When you repeat the material, keep each line exact and omit the pictures.

##############################

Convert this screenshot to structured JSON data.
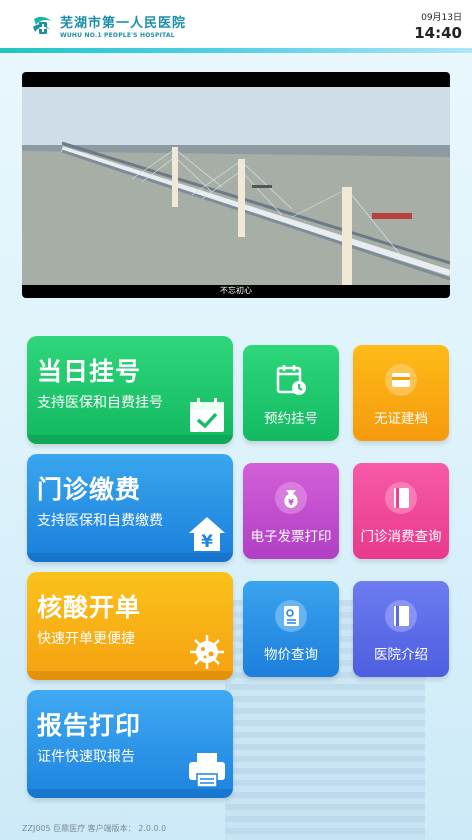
{
  "header": {
    "hospital_name_cn": "芜湖市第一人民医院",
    "hospital_name_en": "WUHU NO.1 PEOPLE'S HOSPITAL",
    "date": "09月13日",
    "time": "14:40",
    "logo_icon": "hospital-logo-icon"
  },
  "video": {
    "caption": "不忘初心",
    "scene_icon": "bridge-video-frame"
  },
  "big_cards": [
    {
      "title": "当日挂号",
      "subtitle": "支持医保和自费挂号",
      "icon": "calendar-check-icon",
      "color": "#16bd65"
    },
    {
      "title": "门诊缴费",
      "subtitle": "支持医保和自费缴费",
      "icon": "yuan-house-icon",
      "color": "#2089de"
    },
    {
      "title": "核酸开单",
      "subtitle": "快速开单更便捷",
      "icon": "virus-icon",
      "color": "#f7ab13"
    },
    {
      "title": "报告打印",
      "subtitle": "证件快速取报告",
      "icon": "printer-icon",
      "color": "#218bdf"
    }
  ],
  "small_cards": [
    {
      "label": "预约挂号",
      "icon": "calendar-clock-icon",
      "color": "#18c066"
    },
    {
      "label": "无证建档",
      "icon": "card-icon",
      "color": "#f8a40f"
    },
    {
      "label": "电子发票打印",
      "icon": "money-bag-icon",
      "color": "#bf4bcb"
    },
    {
      "label": "门诊消费查询",
      "icon": "book-icon",
      "color": "#ee4196"
    },
    {
      "label": "物价查询",
      "icon": "document-search-icon",
      "color": "#2388e0"
    },
    {
      "label": "医院介绍",
      "icon": "book-icon",
      "color": "#5a69e6"
    }
  ],
  "footer": {
    "text": "ZZJ005   巨鼎医疗  客户端版本： 2.0.0.0"
  }
}
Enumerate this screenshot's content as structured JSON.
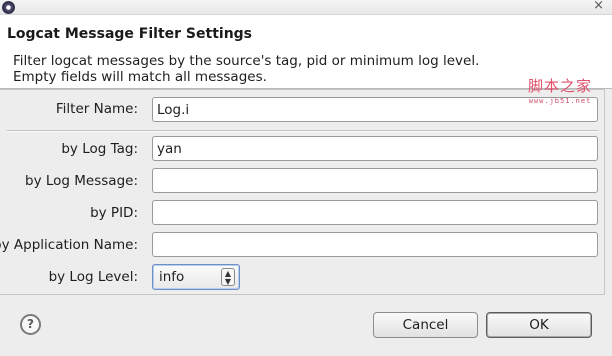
{
  "window": {
    "app_icon": "eclipse-icon",
    "close_glyph": "×"
  },
  "header": {
    "title": "Logcat Message Filter Settings",
    "description_line1": "Filter logcat messages by the source's tag, pid or minimum log level.",
    "description_line2": "Empty fields will match all messages."
  },
  "form": {
    "filter_name": {
      "label": "Filter Name:",
      "value": "Log.i"
    },
    "log_tag": {
      "label": "by Log Tag:",
      "value": "yan"
    },
    "log_message": {
      "label": "by Log Message:",
      "value": ""
    },
    "pid": {
      "label": "by PID:",
      "value": ""
    },
    "app_name": {
      "label": "by Application Name:",
      "value": ""
    },
    "log_level": {
      "label": "by Log Level:",
      "value": "info",
      "arrows": "⌃⌄"
    }
  },
  "footer": {
    "help_glyph": "?",
    "cancel_label": "Cancel",
    "ok_label": "OK"
  },
  "watermark": {
    "text_cn": "脚本之家",
    "text_url": "www.jb51.net"
  }
}
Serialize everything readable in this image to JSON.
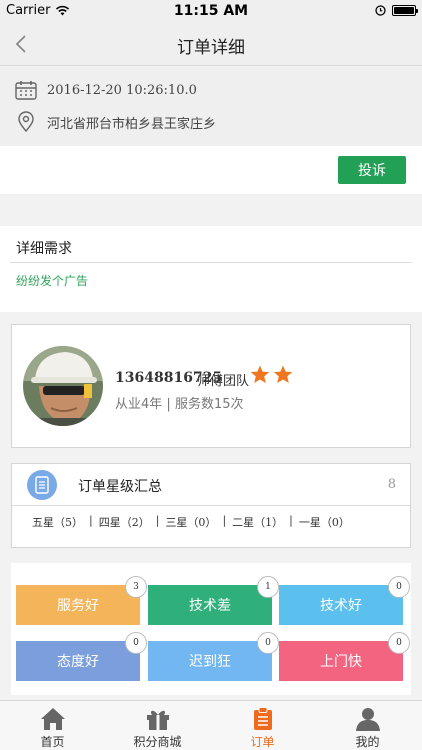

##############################

ANSWER TO THIS EXERCISE:
Convert this screenshot to structured JSON data.
{
  "header": {
    "hospital_name_cn": "芜湖市第一人民医院",
    "hospital_name_en": "WUHU NO.1 PEOPLE'S HOSPITAL",
    "date": "09月13日",
    "time": "14:40",
    "logo_icon": "hospital-logo-icon"
  },
  "video": {
    "caption": "不忘初心",
    "scene_icon": "bridge-video-frame"
  },
  "big_cards": [
    {
      "title": "当日挂号",
      "subtitle": "支持医保和自费挂号",
      "icon": "calendar-check-icon",
      "color": "#16bd65"
    },
    {
      "title": "门诊缴费",
      "subtitle": "支持医保和自费缴费",
      "icon": "yuan-house-icon",
      "color": "#2089de"
    },
    {
      "title": "核酸开单",
      "subtitle": "快速开单更便捷",
      "icon": "virus-icon",
      "color": "#f7ab13"
    },
    {
      "title": "报告打印",
      "subtitle": "证件快速取报告",
      "icon": "printer-icon",
      "color": "#218bdf"
    }
  ],
  "small_cards": [
    {
      "label": "预约挂号",
      "icon": "calendar-clock-icon",
      "color": "#18c066"
    },
    {
      "label": "无证建档",
      "icon": "card-icon",
      "color": "#f8a40f"
    },
    {
      "label": "电子发票打印",
      "icon": "money-bag-icon",
      "color": "#bf4bcb"
    },
    {
      "label": "门诊消费查询",
      "icon": "book-icon",
      "color": "#ee4196"
    },
    {
      "label": "物价查询",
      "icon": "document-search-icon",
      "color": "#2388e0"
    },
    {
      "label": "医院介绍",
      "icon": "book-icon",
      "color": "#5a69e6"
    }
  ],
  "footer": {
    "text": "ZZJ005   巨鼎医疗  客户端版本： 2.0.0.0"
  }
}
Enumerate this screenshot's content as structured JSON.
{
  "window": {
    "app_icon": "eclipse-icon",
    "close_glyph": "×"
  },
  "header": {
    "title": "Logcat Message Filter Settings",
    "description_line1": "Filter logcat messages by the source's tag, pid or minimum log level.",
    "description_line2": "Empty fields will match all messages."
  },
  "form": {
    "filter_name": {
      "label": "Filter Name:",
      "value": "Log.i"
    },
    "log_tag": {
      "label": "by Log Tag:",
      "value": "yan"
    },
    "log_message": {
      "label": "by Log Message:",
      "value": ""
    },
    "pid": {
      "label": "by PID:",
      "value": ""
    },
    "app_name": {
      "label": "by Application Name:",
      "value": ""
    },
    "log_level": {
      "label": "by Log Level:",
      "value": "info",
      "arrows": "⌃⌄"
    }
  },
  "footer": {
    "help_glyph": "?",
    "cancel_label": "Cancel",
    "ok_label": "OK"
  },
  "watermark": {
    "text_cn": "脚本之家",
    "text_url": "www.jb51.net"
  }
}
Serialize everything readable in this image to JSON.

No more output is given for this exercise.